Wow. Just wow. The 4-Hour Work Week is the most influential book I’ve read in years. Author Timothy Ferris, though a self-proclaimed extremist, dishes on slowing down your life, getting out of the rat race, outsourcing menial tasks, ditching your RSS feeds, batch processing email instead of checking it every 15 minutes (if not more), reducing unnecessary information consumption in favor of productivity and real learning, how effectiveness trumps efficiency, and how the idea of “retirement” is grossly flawed. In short as the book description tells, “Escape the 9-5, Live Anywhere, and Join the New Rich.”
Ferriss defines the new rich as those who favor mobility, experience, and service in favor of materialism. He counsels in great detail how to setup an automated online company for newbies (easier said than done, though possible) and how to focus your daily work efforts without letting fluff work get in the way. Best of all, Ferriss delivers it all in a very grounded, balanced, and hilarious way despite what his sensational title and clever tagline suggest. Overall, the book is unthinkably smart and of value to any person over the age of 18. I resolve from here on out to work smarter while striving to do what I love further still. That and more world travel, of course. :)

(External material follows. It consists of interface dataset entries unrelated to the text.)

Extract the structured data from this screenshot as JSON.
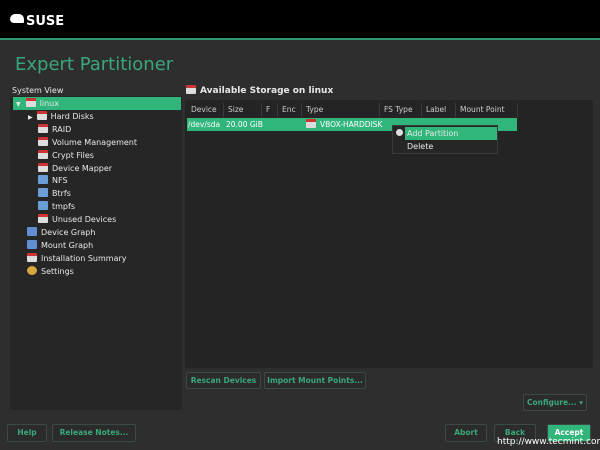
{
  "header": {
    "logo": "SUSE"
  },
  "title": "Expert Partitioner",
  "system_view_label": "System View",
  "tree": [
    {
      "label": "linux",
      "icon": "disk-icon",
      "level": 0,
      "selected": true,
      "expanded": true
    },
    {
      "label": "Hard Disks",
      "icon": "disk-icon",
      "level": 1,
      "expander": true
    },
    {
      "label": "RAID",
      "icon": "disk-icon",
      "level": 1
    },
    {
      "label": "Volume Management",
      "icon": "disk-icon",
      "level": 1
    },
    {
      "label": "Crypt Files",
      "icon": "disk-icon",
      "level": 1
    },
    {
      "label": "Device Mapper",
      "icon": "disk-icon",
      "level": 1
    },
    {
      "label": "NFS",
      "icon": "folder-icon",
      "level": 1
    },
    {
      "label": "Btrfs",
      "icon": "folder-icon",
      "level": 1
    },
    {
      "label": "tmpfs",
      "icon": "folder-icon",
      "level": 1
    },
    {
      "label": "Unused Devices",
      "icon": "disk-icon",
      "level": 1
    },
    {
      "label": "Device Graph",
      "icon": "graph-icon",
      "level": 0
    },
    {
      "label": "Mount Graph",
      "icon": "graph-icon",
      "level": 0
    },
    {
      "label": "Installation Summary",
      "icon": "disk-icon",
      "level": 0
    },
    {
      "label": "Settings",
      "icon": "wrench-icon",
      "level": 0
    }
  ],
  "storage": {
    "title": "Available Storage on linux",
    "columns": [
      "Device",
      "Size",
      "F",
      "Enc",
      "Type",
      "FS Type",
      "Label",
      "Mount Point"
    ],
    "rows": [
      {
        "device": "/dev/sda",
        "size": "20.00 GiB",
        "f": "",
        "enc": "",
        "type": "VBOX-HARDDISK",
        "fs_type": "",
        "label": "",
        "mount": ""
      }
    ]
  },
  "context_menu": [
    "Add Partition",
    "Delete"
  ],
  "buttons": {
    "rescan": "Rescan Devices",
    "import": "Import Mount Points...",
    "configure": "Configure...",
    "help": "Help",
    "release_notes": "Release Notes...",
    "abort": "Abort",
    "back": "Back",
    "accept": "Accept"
  },
  "watermark": "http://www.tecmint.com",
  "colors": {
    "accent": "#30b67a",
    "title": "#3aa77a"
  }
}
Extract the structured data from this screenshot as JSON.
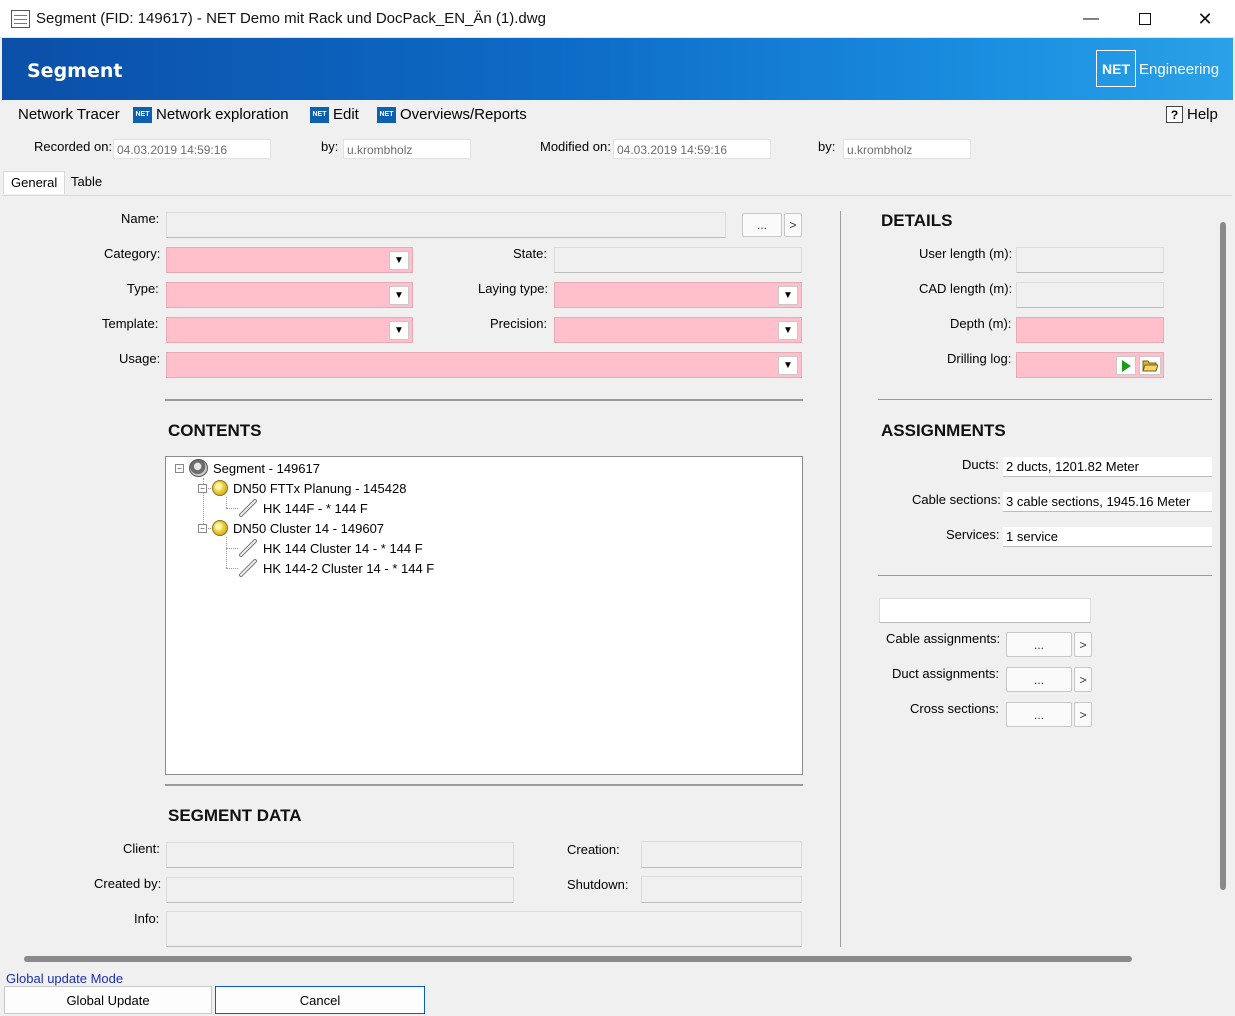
{
  "window": {
    "title": "Segment (FID: 149617) - NET Demo mit Rack und DocPack_EN_Än (1).dwg"
  },
  "banner": {
    "heading": "Segment",
    "logo": "NET",
    "brand": "Engineering"
  },
  "toolbar": {
    "network_tracer": "Network Tracer",
    "network_exploration": "Network exploration",
    "edit": "Edit",
    "overviews": "Overviews/Reports",
    "help": "Help"
  },
  "meta": {
    "recorded_label": "Recorded on:",
    "recorded_value": "04.03.2019 14:59:16",
    "by_label": "by:",
    "by_value": "u.krombholz",
    "modified_label": "Modified on:",
    "modified_value": "04.03.2019 14:59:16",
    "by2_label": "by:",
    "by2_value": "u.krombholz"
  },
  "tabs": [
    "General",
    "Table"
  ],
  "form": {
    "name_label": "Name:",
    "category_label": "Category:",
    "state_label": "State:",
    "type_label": "Type:",
    "laying_label": "Laying type:",
    "template_label": "Template:",
    "precision_label": "Precision:",
    "usage_label": "Usage:",
    "ellipsis": "...",
    "arrow": ">"
  },
  "contents": {
    "heading": "CONTENTS",
    "tree": [
      {
        "label": "Segment - 149617",
        "icon": "segment-icon"
      },
      {
        "label": "DN50 FTTx Planung - 145428",
        "icon": "duct-icon"
      },
      {
        "label": "HK 144F - * 144 F",
        "icon": "cable-icon"
      },
      {
        "label": "DN50 Cluster 14 - 149607",
        "icon": "duct-icon"
      },
      {
        "label": "HK 144 Cluster 14 - * 144 F",
        "icon": "cable-icon"
      },
      {
        "label": "HK 144-2 Cluster 14 - * 144 F",
        "icon": "cable-icon"
      }
    ]
  },
  "segment_data": {
    "heading": "SEGMENT DATA",
    "client_label": "Client:",
    "created_by_label": "Created by:",
    "info_label": "Info:",
    "creation_label": "Creation:",
    "shutdown_label": "Shutdown:"
  },
  "details": {
    "heading": "DETAILS",
    "user_length_label": "User length (m):",
    "cad_length_label": "CAD length (m):",
    "depth_label": "Depth (m):",
    "drilling_log_label": "Drilling log:"
  },
  "assignments": {
    "heading": "ASSIGNMENTS",
    "ducts_label": "Ducts:",
    "ducts_value": "2 ducts, 1201.82 Meter",
    "cables_label": "Cable sections:",
    "cables_value": "3 cable sections, 1945.16 Meter",
    "services_label": "Services:",
    "services_value": "1 service",
    "cable_assign_label": "Cable assignments:",
    "duct_assign_label": "Duct assignments:",
    "cross_label": "Cross sections:"
  },
  "footer": {
    "mode": "Global update Mode",
    "global_update": "Global Update",
    "cancel": "Cancel"
  },
  "colors": {
    "required_field": "#ffc0cb",
    "banner": "#0b4fa8",
    "mode_text": "#1a2fb0"
  }
}
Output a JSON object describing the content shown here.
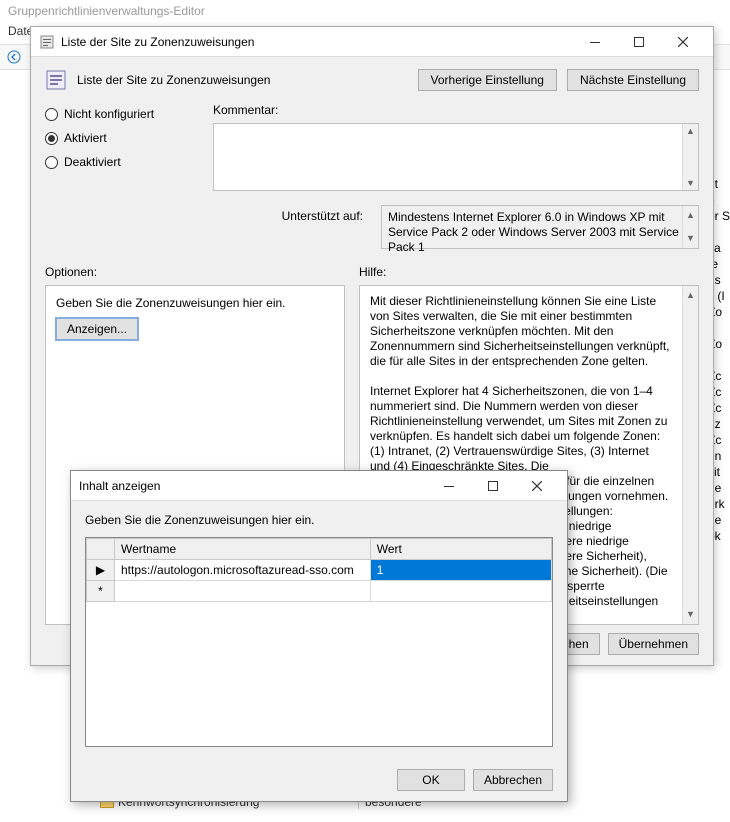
{
  "parent": {
    "title": "Gruppenrichtlinienverwaltungs-Editor",
    "menu_file": "Datei"
  },
  "dialog": {
    "window_title": "Liste der Site zu Zonenzuweisungen",
    "policy_title": "Liste der Site zu Zonenzuweisungen",
    "prev_btn": "Vorherige Einstellung",
    "next_btn": "Nächste Einstellung",
    "state": {
      "not_configured": "Nicht konfiguriert",
      "enabled": "Aktiviert",
      "disabled": "Deaktiviert",
      "selected": "enabled"
    },
    "comment_label": "Kommentar:",
    "comment_value": "",
    "supported_label": "Unterstützt auf:",
    "supported_value": "Mindestens Internet Explorer 6.0 in Windows XP mit Service Pack 2 oder Windows Server 2003 mit Service Pack 1",
    "options_label": "Optionen:",
    "help_label": "Hilfe:",
    "options_instruction": "Geben Sie die Zonenzuweisungen hier ein.",
    "show_btn": "Anzeigen...",
    "help_text": "Mit dieser Richtlinieneinstellung können Sie eine Liste von Sites verwalten, die Sie mit einer bestimmten Sicherheitszone verknüpfen möchten. Mit den Zonennummern sind Sicherheitseinstellungen verknüpft, die für alle Sites in der entsprechenden Zone gelten.\n\nInternet Explorer hat 4 Sicherheitszonen, die von 1–4 nummeriert sind. Die Nummern werden von dieser Richtlinieneinstellung verwendet, um Sites mit Zonen zu verknüpfen. Es handelt sich dabei um folgende Zonen: (1) Intranet, (2) Vertrauenswürdige Sites, (3) Internet und (4) Eingeschränkte Sites. Die Sicherheitseinstellungen lassen sich für die einzelnen Zonen über andere Richtlinieneinstellungen vornehmen. Dabei gelten folgende Standardeinstellungen: Vertrauenswürdige Sites (Vorlage für niedrige Sicherheit), Intranet (Vorlage für mittlere niedrige Sicherheit), Internet (Vorlage für mittlere Sicherheit), Eingeschränkte Sites (Vorlage für hohe Sicherheit). (Die Zone \"Lokaler Computer\" und das gesperrte Gegenstück weisen spezielle Sicherheitseinstellungen auf, die Ihren lokalen",
    "footer": {
      "ok": "OK",
      "cancel": "Abbrechen",
      "apply": "Übernehmen"
    }
  },
  "grid_dialog": {
    "title": "Inhalt anzeigen",
    "instruction": "Geben Sie die Zonenzuweisungen hier ein.",
    "col_name": "Wertname",
    "col_value": "Wert",
    "rows": [
      {
        "marker": "▶",
        "name": "https://autologon.microsoftazuread-sso.com",
        "value": "1",
        "selected": true
      },
      {
        "marker": "*",
        "name": "",
        "value": "",
        "selected": false
      }
    ],
    "ok": "OK",
    "cancel": "Abbrechen"
  },
  "tree_peek": {
    "item1": "Kennwortsynchronisierung",
    "right1": "besondere"
  },
  "bg_fragments": "\nnt\ne\ner S\n\nka\nte\nns\ns (I\nZo\n\nZo\n\nZc\nZc\nZc\nhz\nZc\nen\nsit\nne\nerk\nde\nok"
}
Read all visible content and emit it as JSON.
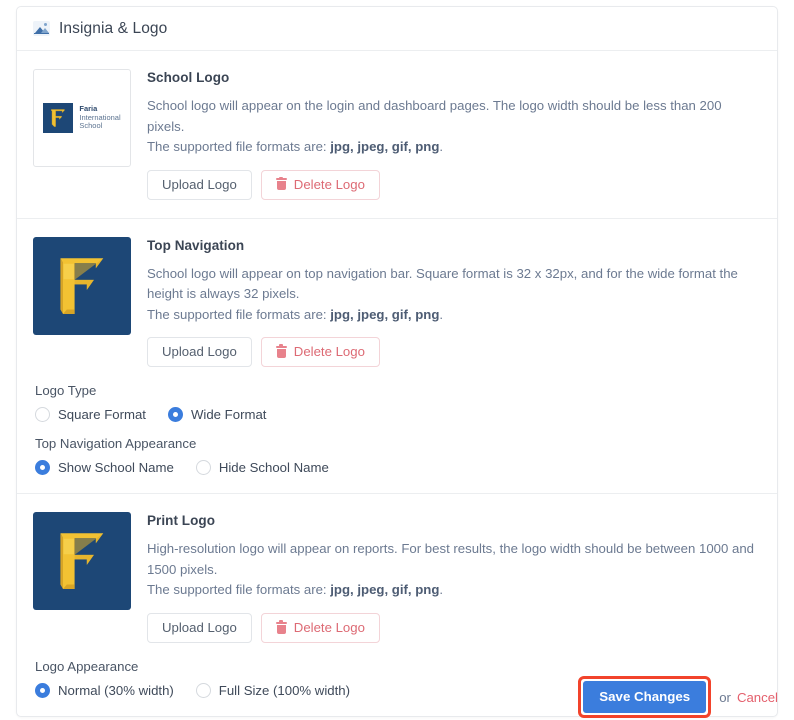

On that note, I’m planning my attempt to ditch the Internet for an entire year. I don’t have all the kinks figured out, and twice weekly email use will have to stay, but I will triumph within the next five years. Just you watch.
From Lee Iacocca‘s book Where Have All the Leaders Gone?: “The President of the United States is given a free pass to ignore the Constitution, tap our phones, and lead us to war on a pack of lies. Congress responds to record deficits by passing a huge tax cut for the wealthy (thanks, but I don’t need it). The most famous business leaders are not the innovators but the guys in handcuffs. While we’re fiddling in Iraq, the Middle East is burning and nobody seems to know what to do. And the press is waving pom-poms instead of asking hard questions. That’s not the promise of America my parents and yours traveled across the ocean for. I’ve had enough. How about you?”
Don’t have time to read every popular business book out there? Read the book summaries at either Wikipedia or Wiki Summaries. These “Cliff Notes” of sorts work great for buzz terms, new ideas, and heavy meme books like the following:
The list could go on and on. Just Wiki a popular book and have at it. Of course, this isn’t a substitute for that excellent thing called actual reading, but it’s a great way to stay up to date, if not refresh yourself on the key ideas of emerging (or repackaged) concepts in business.
Because it’s written for already good companies. A majority of US businesses being run by entrepreneurs have yet to prove themselves. Therefore, I would like to see From Nothing to Good. Then I’ll focus on taking my company the rest of the way.
I only got through half his book, but plan on finishing it once I’m good.